  4. Bond (If Applicable)
  5. Notice to Creditors
  6. Inventory (If Applicable)
  7. Final Account (If Applicable)
  8. Close Estate

1. Hire an Attorney

Unless the executor is an attorney, one must be hired before beginning probate.[4]  The attorney will serve as an advisor and prepare the court forms and those provided to others during the administration process. 

2. File Petition

Estates under $75,000 can be distributed without probate using the Affidavit of Small Estate.[5] 

The Petition to Admit Will to Probate must be attached to the original will and filed in the Chancery Court of the county where the decedent resided.[6] The will must be proved by the testimony of one of the witnesses or a signed affidavit attached to the will.[7] Once the filing is complete, the attorney must either attend a court hearing to obtain an order to open the estate or request the order from the judge directly.

3. Letters Testamentary

The court will grant the executor named in the will Letters Testamentary. If there is no named executor, or if none present themselves within forty days of the testator’s death, the court will appoint an administrator. The executor/administrator must be at least 18 years old, of sound mind, and without conviction of a felony.[8][9]

Furthermore, those appointed as executor/administrator must take an oath prescribed by the court after being granted Letters Testamentary.[10][11]

4. Bond (If Applicable)

The executor/administrator must provide a bond equal to the estate value unless otherwise specified in the will.[12][13] However, the court may still require a bond if they deem one necessary. If the executor fails to post bond, the court may remove them from their position and appoint a new administrator.

5. Notice to Creditors

The executor/administrator must make an effort to ascertain the creditors that have a claim against the estate. These creditors should be mailed notice of the 90-day period for making claims.

After filing an affidavit stating that creditors have been notified, a notice of the 90-day filing period must also be published in the local newspaper for three consecutive weeks.[14] Proof of the newspaper publication must then be filed with the court.

6. Inventory (If Applicable)

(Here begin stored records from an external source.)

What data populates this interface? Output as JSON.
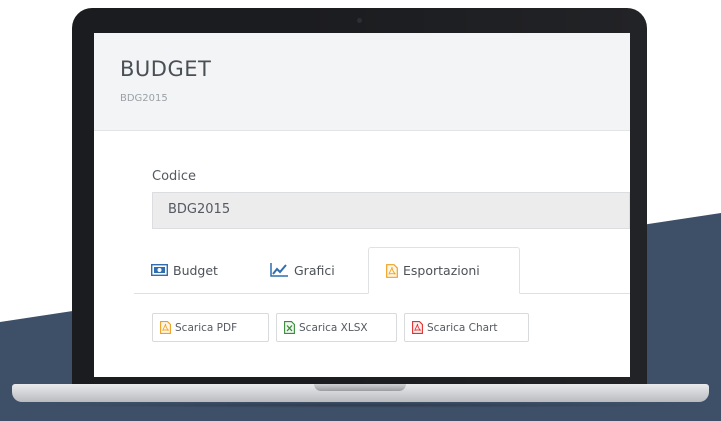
{
  "header": {
    "title": "BUDGET",
    "subtitle": "BDG2015"
  },
  "form": {
    "codice_label": "Codice",
    "codice_value": "BDG2015"
  },
  "tabs": [
    {
      "label": "Budget",
      "icon": "money-icon",
      "active": false
    },
    {
      "label": "Grafici",
      "icon": "line-chart-icon",
      "active": false
    },
    {
      "label": "Esportazioni",
      "icon": "file-pdf-icon",
      "active": true
    }
  ],
  "buttons": {
    "pdf": "Scarica PDF",
    "xlsx": "Scarica XLSX",
    "chart": "Scarica Chart"
  },
  "colors": {
    "band": "#3e5068",
    "pdf_orange": "#f0a020",
    "excel_green": "#3a8a3a",
    "pdf_red": "#e03030",
    "tab_icon_blue": "#2f6fb0"
  }
}
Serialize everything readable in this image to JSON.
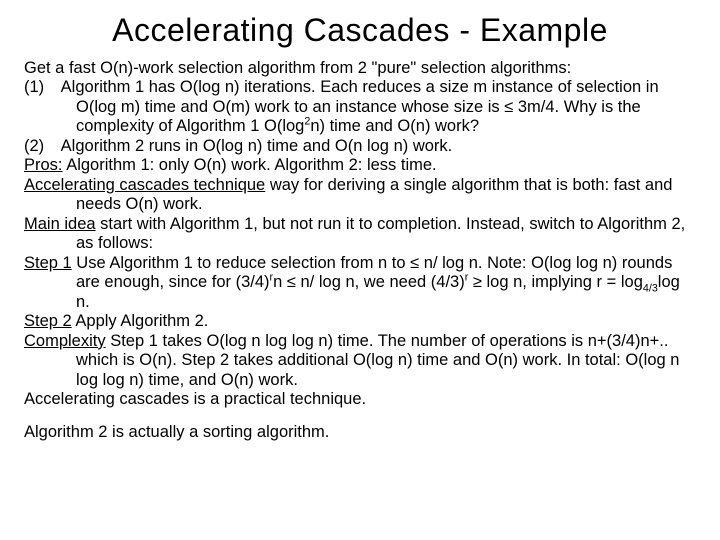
{
  "title": "Accelerating Cascades - Example",
  "lines": {
    "intro": "Get a fast O(n)-work selection algorithm from 2 \"pure\" selection algorithms:",
    "item1_lead": "(1) ",
    "item1_a": "Algorithm 1 has O(log n) iterations. Each reduces a size m instance of selection in O(log m) time and O(m) work to an instance whose size is ≤ 3m/4.  Why is the complexity of Algorithm 1 O(log",
    "item1_b": "n) time and O(n) work?",
    "item2_lead": "(2) ",
    "item2": "Algorithm 2 runs in O(log n) time and O(n log n) work.",
    "pros_label": "Pros:",
    "pros_text": "  Algorithm 1: only O(n) work. Algorithm 2: less time.",
    "acc_label": "Accelerating cascades technique",
    "acc_text": " way for deriving a single algorithm that is both: fast and needs O(n) work.",
    "main_label": "Main idea",
    "main_text": " start with Algorithm 1, but not run it to completion. Instead, switch to Algorithm 2, as follows:",
    "step1_label": "Step 1",
    "step1_a": " Use Algorithm 1 to reduce selection from n to ≤ n/ log n. Note: O(log log n) rounds are enough, since for (3/4)",
    "step1_b": "n ≤ n/ log n,  we need (4/3)",
    "step1_c": " ≥ log n, implying r = log",
    "step1_d": "log n.",
    "step2_label": "Step 2",
    "step2_text": " Apply Algorithm 2.",
    "comp_label": "Complexity",
    "comp_text": " Step 1 takes O(log n log log n) time. The number of operations is n+(3/4)n+.. which is O(n). Step 2 takes additional O(log n) time and O(n) work. In total: O(log n log log n) time, and O(n) work.",
    "practical": "Accelerating cascades is a practical technique.",
    "footer": "Algorithm 2 is actually a sorting algorithm.",
    "sup2": "2",
    "supr": "r",
    "sub43": "4/3"
  }
}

The executor/administrator must submit an Inventory of the decedent’s estate within 90 days of being granted Letters Testamentary. The Inventory must state the market value of each item and any associated encumbrances. Filing an Inventory is not required if waived in the will by the testator, though it may be required at the court’s discretion.[15]

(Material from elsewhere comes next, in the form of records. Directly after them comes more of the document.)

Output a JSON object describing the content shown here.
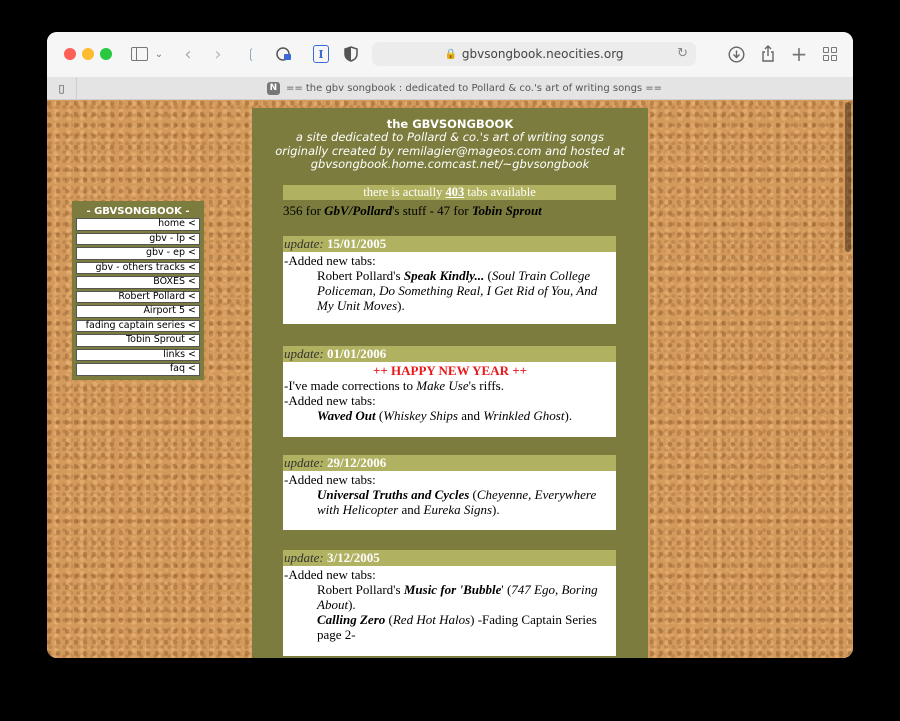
{
  "browser": {
    "url": "gbvsongbook.neocities.org",
    "tab_title": "== the gbv songbook : dedicated to Pollard & co.'s art of writing songs ==",
    "favicon_letter": "N"
  },
  "site": {
    "title": "the GBVSONGBOOK",
    "subtitle_1": "a site dedicated to Pollard & co.'s art of writing songs",
    "subtitle_2": "originally created by remilagier@mageos.com and hosted at",
    "subtitle_3": "gbvsongbook.home.comcast.net/~gbvsongbook",
    "count_pre": "there is actually ",
    "count_num": "403",
    "count_post": " tabs available",
    "split_a": "356 for ",
    "split_b": "GbV/Pollard",
    "split_c": "'s stuff - 47 for ",
    "split_d": "Tobin Sprout"
  },
  "nav": {
    "title": "- GBVSONGBOOK -",
    "items": [
      "home <",
      "gbv - lp <",
      "gbv - ep <",
      "gbv - others tracks <",
      "BOXES <",
      "Robert Pollard <",
      "Airport 5 <",
      "fading captain series <",
      "Tobin Sprout <",
      "links <",
      "faq <"
    ]
  },
  "updates": {
    "label": "update:",
    "u1": {
      "date": "15/01/2005",
      "l1": "-Added new tabs:",
      "a": "Robert Pollard's ",
      "b": "Speak Kindly...",
      "c": " (",
      "d": "Soul Train College Policeman, Do Something Real, I Get Rid of You, And My Unit Moves",
      "e": ")."
    },
    "u2": {
      "date": "01/01/2006",
      "banner": "++ HAPPY NEW YEAR ++",
      "l1a": "-I've made corrections to ",
      "l1b": "Make Use",
      "l1c": "'s riffs.",
      "l2": "-Added new tabs:",
      "a": "Waved Out",
      "b": " (",
      "c": "Whiskey Ships",
      "d": " and ",
      "e": "Wrinkled Ghost",
      "f": ")."
    },
    "u3": {
      "date": "29/12/2006",
      "l1": "-Added new tabs:",
      "a": "Universal Truths and Cycles",
      "b": " (",
      "c": "Cheyenne, Everywhere with Helicopter",
      "d": " and ",
      "e": "Eureka Signs",
      "f": ")."
    },
    "u4": {
      "date": "3/12/2005",
      "l1": "-Added new tabs:",
      "a": "Robert Pollard's ",
      "b": "Music for '",
      "c": "Bubble",
      "d": "' (",
      "e": "747 Ego, Boring About",
      "f": ").",
      "g": "Calling Zero",
      "h": " (",
      "i": "Red Hot Halos",
      "j": ") -Fading Captain Series page 2-"
    }
  }
}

7. Final Account (If Applicable)

Unless waived in the will, the executor must file with the court a Final Account of the estate value, including current balances, settled debts, and all other transactions.[16] A list of the estate’s beneficiaries and their addresses must be filed with the Final Account and should specify if any beneficiaries are under 21, of unsound mind, or have a felony conviction.[17] 

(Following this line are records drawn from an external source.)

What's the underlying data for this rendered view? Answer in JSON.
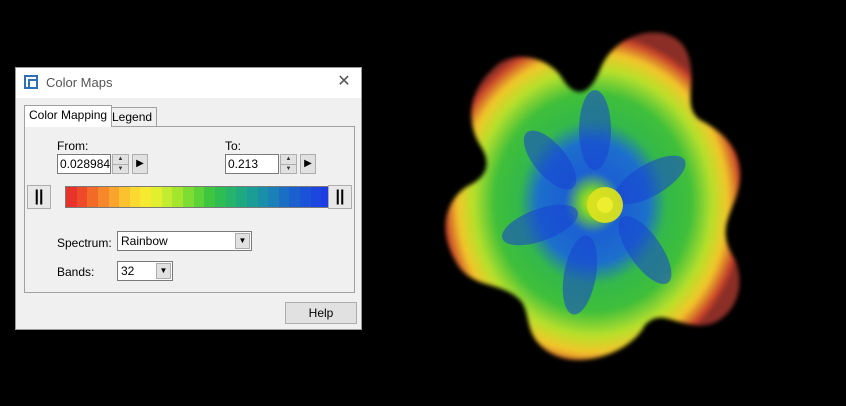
{
  "dialog": {
    "title": "Color Maps",
    "close_glyph": "✕",
    "tabs": [
      {
        "label": "Color Mapping",
        "active": true
      },
      {
        "label": "Legend",
        "active": false
      }
    ],
    "from": {
      "label": "From:",
      "value": "0.028984"
    },
    "to": {
      "label": "To:",
      "value": "0.213"
    },
    "spectrum": {
      "label": "Spectrum:",
      "value": "Rainbow"
    },
    "bands": {
      "label": "Bands:",
      "value": "32"
    },
    "help_label": "Help",
    "slider_glyph": "||",
    "play_glyph": "▶",
    "spin_up": "▲",
    "spin_down": "▼",
    "dropdown_glyph": "▼"
  },
  "spectrum_colors": [
    "#e8332b",
    "#ee4a2a",
    "#f26a27",
    "#f6872a",
    "#f9a52d",
    "#fbc12f",
    "#fcd930",
    "#f5ea2f",
    "#e1ef2f",
    "#c3eb2f",
    "#a3e52f",
    "#7fdc32",
    "#5cd138",
    "#3fc53f",
    "#2ebd52",
    "#25b46a",
    "#1ea981",
    "#1b9d96",
    "#1a8fa8",
    "#1a80b7",
    "#1a6fc4",
    "#1a60cf",
    "#1b53d8",
    "#1c47df",
    "#1d3de4"
  ],
  "visual_icons": {
    "app": "app-window-icon",
    "close": "close-icon"
  }
}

The attorney will prepare the Petition to Close Estate, which must be signed by the executor and filed with the Final Account.

8. Close Estate

The court must allow the Final Account to remain on file for a 30-day period for interested parties to view it and present any objections. The court will summon all interested parties to appear before the court and contest the Final Account, if they so wish.[18]

If no party disagrees with the Final Account or fails to demonstrate why it should not be approved, the attorney will obtain an order to distribute estate assets from the court.[19] Once the executor/administrator carries out the orders, their attorney may file a statement of compliance to demonstrate that the will has been executed and that the estate is closed.


  1. § 91-5-1
  2. § 91-5-3
  3. § 91-7-39
  4. Rule 6.01
  5. § 91-7-322(1)(a)
  6. § 91-7-1 
  7. § 91-7-7 
  8. § 91-7-35
  9. § 91-7-65
  10. § 91-7-41
  11. § 91-7-61
  12. § 91-7-67
  13. § 91-7-45
  14. § 91-7-145
  15. § 91-7-93
  16. § 91-7-291
  17. § 91-7-293
  18. § 91-7-295
  19. § 91-7-297